Collected data
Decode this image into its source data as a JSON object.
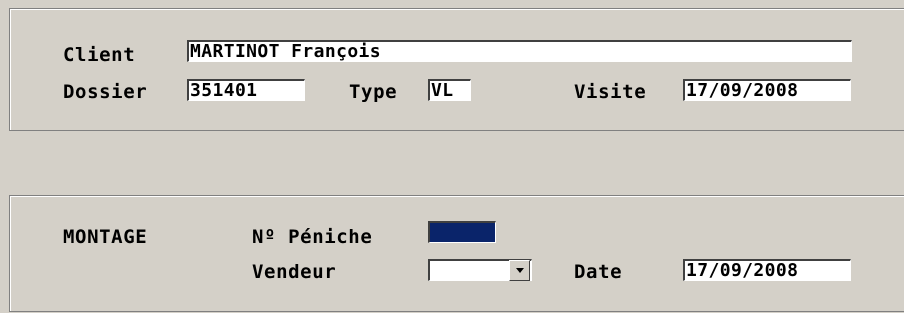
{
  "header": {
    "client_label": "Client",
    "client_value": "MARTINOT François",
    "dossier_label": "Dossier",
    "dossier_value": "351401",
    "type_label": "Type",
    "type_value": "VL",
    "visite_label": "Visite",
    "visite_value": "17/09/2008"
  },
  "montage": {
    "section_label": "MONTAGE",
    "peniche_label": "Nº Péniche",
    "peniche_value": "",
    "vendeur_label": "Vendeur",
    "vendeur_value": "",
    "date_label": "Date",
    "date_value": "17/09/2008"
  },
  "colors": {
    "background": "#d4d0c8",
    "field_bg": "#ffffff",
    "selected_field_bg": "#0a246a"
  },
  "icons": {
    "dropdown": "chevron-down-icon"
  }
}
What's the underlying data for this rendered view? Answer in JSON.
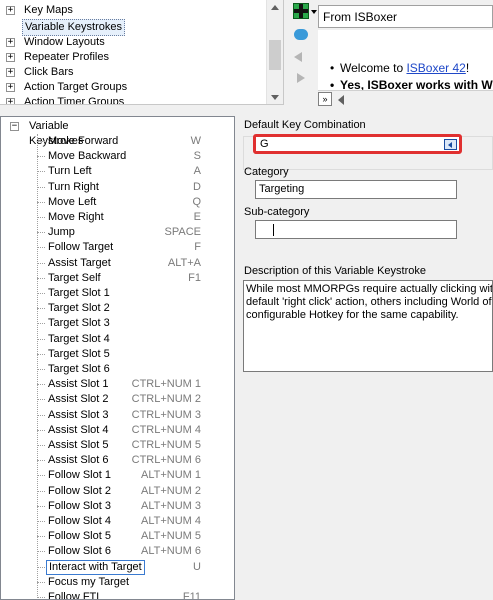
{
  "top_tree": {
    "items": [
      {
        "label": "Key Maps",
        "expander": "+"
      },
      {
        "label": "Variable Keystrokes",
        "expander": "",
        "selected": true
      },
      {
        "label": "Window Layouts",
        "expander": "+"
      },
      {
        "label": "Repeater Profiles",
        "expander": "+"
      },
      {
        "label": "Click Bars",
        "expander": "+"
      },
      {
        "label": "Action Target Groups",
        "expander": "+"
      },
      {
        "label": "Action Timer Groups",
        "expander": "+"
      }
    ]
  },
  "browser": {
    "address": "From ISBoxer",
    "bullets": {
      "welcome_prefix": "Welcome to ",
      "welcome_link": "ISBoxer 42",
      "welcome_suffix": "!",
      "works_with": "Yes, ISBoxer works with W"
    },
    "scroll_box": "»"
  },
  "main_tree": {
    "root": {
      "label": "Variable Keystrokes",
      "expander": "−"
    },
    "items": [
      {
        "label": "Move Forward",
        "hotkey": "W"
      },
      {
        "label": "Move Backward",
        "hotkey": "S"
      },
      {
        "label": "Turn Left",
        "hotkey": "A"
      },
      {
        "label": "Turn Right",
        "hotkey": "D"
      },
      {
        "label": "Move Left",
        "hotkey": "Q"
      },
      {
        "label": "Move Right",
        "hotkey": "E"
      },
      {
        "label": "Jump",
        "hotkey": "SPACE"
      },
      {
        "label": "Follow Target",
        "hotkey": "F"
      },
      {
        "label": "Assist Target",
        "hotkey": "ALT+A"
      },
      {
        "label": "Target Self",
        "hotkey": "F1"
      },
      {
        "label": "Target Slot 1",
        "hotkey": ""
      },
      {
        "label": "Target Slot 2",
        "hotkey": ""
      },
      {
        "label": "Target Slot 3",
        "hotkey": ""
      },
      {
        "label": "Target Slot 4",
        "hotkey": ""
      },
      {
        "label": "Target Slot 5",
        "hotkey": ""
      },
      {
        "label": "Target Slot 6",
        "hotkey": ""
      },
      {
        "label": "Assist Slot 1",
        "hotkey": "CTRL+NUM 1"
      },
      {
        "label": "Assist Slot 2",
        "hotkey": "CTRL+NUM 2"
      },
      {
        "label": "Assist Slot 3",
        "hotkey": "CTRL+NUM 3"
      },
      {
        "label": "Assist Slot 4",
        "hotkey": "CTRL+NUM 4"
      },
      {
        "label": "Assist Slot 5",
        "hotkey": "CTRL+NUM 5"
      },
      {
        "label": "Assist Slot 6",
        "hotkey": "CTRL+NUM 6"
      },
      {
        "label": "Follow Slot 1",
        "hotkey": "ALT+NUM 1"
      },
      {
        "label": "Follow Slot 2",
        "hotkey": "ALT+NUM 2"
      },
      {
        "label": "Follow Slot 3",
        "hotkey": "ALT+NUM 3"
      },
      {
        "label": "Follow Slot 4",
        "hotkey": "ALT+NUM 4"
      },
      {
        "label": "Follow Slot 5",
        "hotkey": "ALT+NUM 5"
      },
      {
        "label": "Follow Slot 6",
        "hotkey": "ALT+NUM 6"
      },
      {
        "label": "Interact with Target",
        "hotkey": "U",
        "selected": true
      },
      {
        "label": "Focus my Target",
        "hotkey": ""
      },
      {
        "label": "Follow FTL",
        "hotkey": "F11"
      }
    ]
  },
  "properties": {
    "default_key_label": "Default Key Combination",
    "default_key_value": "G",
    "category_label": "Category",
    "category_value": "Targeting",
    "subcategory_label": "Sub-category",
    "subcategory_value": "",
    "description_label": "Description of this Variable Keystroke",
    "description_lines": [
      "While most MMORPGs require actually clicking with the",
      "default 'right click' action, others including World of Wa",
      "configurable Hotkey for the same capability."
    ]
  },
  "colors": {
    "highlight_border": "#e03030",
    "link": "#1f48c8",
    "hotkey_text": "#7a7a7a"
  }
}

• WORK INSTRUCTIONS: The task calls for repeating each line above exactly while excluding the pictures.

• PROBLEM SOLUTION:
Decode this image into its source data as a JSON object.
{
  "header": {
    "client_label": "Client",
    "client_value": "MARTINOT François",
    "dossier_label": "Dossier",
    "dossier_value": "351401",
    "type_label": "Type",
    "type_value": "VL",
    "visite_label": "Visite",
    "visite_value": "17/09/2008"
  },
  "montage": {
    "section_label": "MONTAGE",
    "peniche_label": "Nº Péniche",
    "peniche_value": "",
    "vendeur_label": "Vendeur",
    "vendeur_value": "",
    "date_label": "Date",
    "date_value": "17/09/2008"
  },
  "colors": {
    "background": "#d4d0c8",
    "field_bg": "#ffffff",
    "selected_field_bg": "#0a246a"
  },
  "icons": {
    "dropdown": "chevron-down-icon"
  }
}
What's the underlying data for this rendered view? Answer in JSON.
{
  "top_tree": {
    "items": [
      {
        "label": "Key Maps",
        "expander": "+"
      },
      {
        "label": "Variable Keystrokes",
        "expander": "",
        "selected": true
      },
      {
        "label": "Window Layouts",
        "expander": "+"
      },
      {
        "label": "Repeater Profiles",
        "expander": "+"
      },
      {
        "label": "Click Bars",
        "expander": "+"
      },
      {
        "label": "Action Target Groups",
        "expander": "+"
      },
      {
        "label": "Action Timer Groups",
        "expander": "+"
      }
    ]
  },
  "browser": {
    "address": "From ISBoxer",
    "bullets": {
      "welcome_prefix": "Welcome to ",
      "welcome_link": "ISBoxer 42",
      "welcome_suffix": "!",
      "works_with": "Yes, ISBoxer works with W"
    },
    "scroll_box": "»"
  },
  "main_tree": {
    "root": {
      "label": "Variable Keystrokes",
      "expander": "−"
    },
    "items": [
      {
        "label": "Move Forward",
        "hotkey": "W"
      },
      {
        "label": "Move Backward",
        "hotkey": "S"
      },
      {
        "label": "Turn Left",
        "hotkey": "A"
      },
      {
        "label": "Turn Right",
        "hotkey": "D"
      },
      {
        "label": "Move Left",
        "hotkey": "Q"
      },
      {
        "label": "Move Right",
        "hotkey": "E"
      },
      {
        "label": "Jump",
        "hotkey": "SPACE"
      },
      {
        "label": "Follow Target",
        "hotkey": "F"
      },
      {
        "label": "Assist Target",
        "hotkey": "ALT+A"
      },
      {
        "label": "Target Self",
        "hotkey": "F1"
      },
      {
        "label": "Target Slot 1",
        "hotkey": ""
      },
      {
        "label": "Target Slot 2",
        "hotkey": ""
      },
      {
        "label": "Target Slot 3",
        "hotkey": ""
      },
      {
        "label": "Target Slot 4",
        "hotkey": ""
      },
      {
        "label": "Target Slot 5",
        "hotkey": ""
      },
      {
        "label": "Target Slot 6",
        "hotkey": ""
      },
      {
        "label": "Assist Slot 1",
        "hotkey": "CTRL+NUM 1"
      },
      {
        "label": "Assist Slot 2",
        "hotkey": "CTRL+NUM 2"
      },
      {
        "label": "Assist Slot 3",
        "hotkey": "CTRL+NUM 3"
      },
      {
        "label": "Assist Slot 4",
        "hotkey": "CTRL+NUM 4"
      },
      {
        "label": "Assist Slot 5",
        "hotkey": "CTRL+NUM 5"
      },
      {
        "label": "Assist Slot 6",
        "hotkey": "CTRL+NUM 6"
      },
      {
        "label": "Follow Slot 1",
        "hotkey": "ALT+NUM 1"
      },
      {
        "label": "Follow Slot 2",
        "hotkey": "ALT+NUM 2"
      },
      {
        "label": "Follow Slot 3",
        "hotkey": "ALT+NUM 3"
      },
      {
        "label": "Follow Slot 4",
        "hotkey": "ALT+NUM 4"
      },
      {
        "label": "Follow Slot 5",
        "hotkey": "ALT+NUM 5"
      },
      {
        "label": "Follow Slot 6",
        "hotkey": "ALT+NUM 6"
      },
      {
        "label": "Interact with Target",
        "hotkey": "U",
        "selected": true
      },
      {
        "label": "Focus my Target",
        "hotkey": ""
      },
      {
        "label": "Follow FTL",
        "hotkey": "F11"
      }
    ]
  },
  "properties": {
    "default_key_label": "Default Key Combination",
    "default_key_value": "G",
    "category_label": "Category",
    "category_value": "Targeting",
    "subcategory_label": "Sub-category",
    "subcategory_value": "",
    "description_label": "Description of this Variable Keystroke",
    "description_lines": [
      "While most MMORPGs require actually clicking with the",
      "default 'right click' action, others including World of Wa",
      "configurable Hotkey for the same capability."
    ]
  },
  "colors": {
    "highlight_border": "#e03030",
    "link": "#1f48c8",
    "hotkey_text": "#7a7a7a"
  }
}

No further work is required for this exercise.